I stood behind the chain-link fence, fiercely wishing that Sue would strike out. With her golden hair and pert smile, all the boys were eager to sit with her at lunch. Did she have to be so good at sports, too?
It wasn’t that I was bitter because Sue had been the first girl picked for the game. What was hard was that I had been the last.
I had drawn circles in the red dirt with the toe of my sneaker and had tried to look unconcerned as each of my classmates joined a team. Finally there was no one left but me. I was thin, small. I was a fast runner, but in ball games I never had a chance to prove it.
Now I bit my bottom lip and waited nervously. Just once couldn’t Sue make a mistake? It’s not that I disliked Sue. She was nice, often funny. But I was thinking about myself. I didn’t want to make the last out. I didn’t want to be the reason my team lost. I didn’t want to always be chosen last.
Sue leaned back and smacked the ball. It shot into left field, giving her just enough time to round second base and slide into third. Safe. My teammates jumped up and down, screaming.
I picked up the lightest aluminum bat and groaned.
I walked shakily up to the plate, my heart already starting to hammer against my chest.

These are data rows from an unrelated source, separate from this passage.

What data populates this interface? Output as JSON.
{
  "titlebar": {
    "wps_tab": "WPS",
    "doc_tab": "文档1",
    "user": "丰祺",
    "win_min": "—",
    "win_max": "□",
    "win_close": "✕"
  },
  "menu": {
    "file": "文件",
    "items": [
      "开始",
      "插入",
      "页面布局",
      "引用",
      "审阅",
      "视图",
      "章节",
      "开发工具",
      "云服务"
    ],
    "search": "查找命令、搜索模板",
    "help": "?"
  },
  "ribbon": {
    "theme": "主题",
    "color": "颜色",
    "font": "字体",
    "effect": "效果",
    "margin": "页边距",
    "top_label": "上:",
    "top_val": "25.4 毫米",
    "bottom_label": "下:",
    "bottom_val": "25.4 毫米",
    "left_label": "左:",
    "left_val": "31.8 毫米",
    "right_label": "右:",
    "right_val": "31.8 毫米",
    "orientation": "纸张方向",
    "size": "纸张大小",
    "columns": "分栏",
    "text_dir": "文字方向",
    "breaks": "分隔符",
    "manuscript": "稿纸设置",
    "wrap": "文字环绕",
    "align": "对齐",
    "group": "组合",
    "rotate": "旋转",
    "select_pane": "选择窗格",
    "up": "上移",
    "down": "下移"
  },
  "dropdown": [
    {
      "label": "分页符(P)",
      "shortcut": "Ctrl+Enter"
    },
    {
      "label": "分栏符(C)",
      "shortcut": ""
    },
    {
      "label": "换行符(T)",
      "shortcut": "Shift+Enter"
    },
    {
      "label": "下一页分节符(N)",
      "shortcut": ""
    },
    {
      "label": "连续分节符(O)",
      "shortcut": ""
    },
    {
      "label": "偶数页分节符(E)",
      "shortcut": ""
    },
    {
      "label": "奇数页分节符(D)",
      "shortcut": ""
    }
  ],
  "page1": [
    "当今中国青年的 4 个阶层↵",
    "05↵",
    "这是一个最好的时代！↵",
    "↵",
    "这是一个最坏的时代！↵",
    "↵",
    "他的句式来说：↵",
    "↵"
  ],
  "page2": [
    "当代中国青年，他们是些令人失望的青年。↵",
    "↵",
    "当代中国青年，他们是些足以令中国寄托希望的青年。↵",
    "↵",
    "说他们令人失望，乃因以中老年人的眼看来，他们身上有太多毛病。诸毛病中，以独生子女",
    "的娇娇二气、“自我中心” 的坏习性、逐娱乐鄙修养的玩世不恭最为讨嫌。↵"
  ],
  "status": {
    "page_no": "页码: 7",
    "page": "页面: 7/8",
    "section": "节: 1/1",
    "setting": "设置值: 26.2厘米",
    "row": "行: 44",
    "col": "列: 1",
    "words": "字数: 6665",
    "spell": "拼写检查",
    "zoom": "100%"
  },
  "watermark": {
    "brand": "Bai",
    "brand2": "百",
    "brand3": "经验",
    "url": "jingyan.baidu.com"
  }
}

“Sari’s up,” the pitcher called out. I knew what he meant–easy out. I watched uncomfortably as the outfielders ran closer and closer. They stood around the pitcher, their gloves outstretched, smiles wide.
“You can do it,” Brandon, our captain, said, running up to me. He rearranged my grip on the bat and told me to bend my knees. “Keep your eyes on the ball. Don’t swing if it’s wild. You can do it.” He walked away, less confident than he sounded.
Just once I’d like to hit the ball over everyone’s head, I thought.
I imagined a slow pitch sliding over home plate. I would lean back and swing with all the power of Mark McGwire. The pitcher’s eyes would widen as the bat and ball connected with a crack! Mouths would hang open in disbelief as the ball sailed over the outfielders’ heads. I would drop my bat and run. My feet would pound on the dirt, landing triumphantly on each base. I would arrive home to the loud cheering and high fives of my teammates. They would lift me onto their shoulders and carry me into the schoolroom. I would be a hero for the day. I would be . . .
“Strike one!” our teacher called out as the ball whizzed past me. I grimaced. My fingers tightened on the bat. My palms felt sweaty. My heart beat faster.
Sue clapped her hands encouragingly and inched toward home. “Come on, Sari. You can do it.”
I waited for the second pitch. I swung wildly, realizing too late that it was high.
“Easy does it,” Brandon shouted. “Keep your eyes on the ball. Stay cool.”
I waited for the third pitch like a cat ready to pounce. As soon as the ball neared the plate I leaped up and chopped at it. The ball dribbled over to the pitcher. He picked it up and tagged me before I was halfway to first base.
Out three. Game over. We had lost by one run.
The other team ran toward the bleachers, cheering and giving each other high fives. Brandon picked up his glove and headed toward the school. Sue groaned.
I slowly walked behind everyone else. I entered the classroom with my head down. What a failure!
“Take out your reading book and turn to page 125,” the teacher said when we were all settled into our desks.
I opened the book and couldn’t help feeling a bit better. The story was a good one. It was about a man who had been lost at sea for three days until he’d finally been rescued. I’d read it a couple of months before. I loved stories and normally jumped ahead.
Now I flipped through the pages, losing myself in the familiar story line. All thought of ball games faded away.
“Sari,” the teacher said when I finished, leaning over my shoulder, “I brought you a book I thought you might like.” She slid it across my desk. “You’re my best reader. Keep up the good work.”
I tried to hide my smile as she floated away.
We’d studied spiritual gifts in Sabbath school that week.
I hadn’t thought much about it at the time. Gifts such as teaching, encouraging, and leadership (Romans 12:6-8) seemed very adult. Now the topic was a lot clearer.
True, being good at sports or reading isn’t exactly spiritual. But I understood what Paul was talking about. Not everyone is good at the same things. And that’s actually a good thing. It might not feel like it when I’m waiting to hit the ball. But that experience gives me a great chance to learn about a true spiritual gift–being kind and understanding to those who are not good at something.
Illustrated by Bruce Day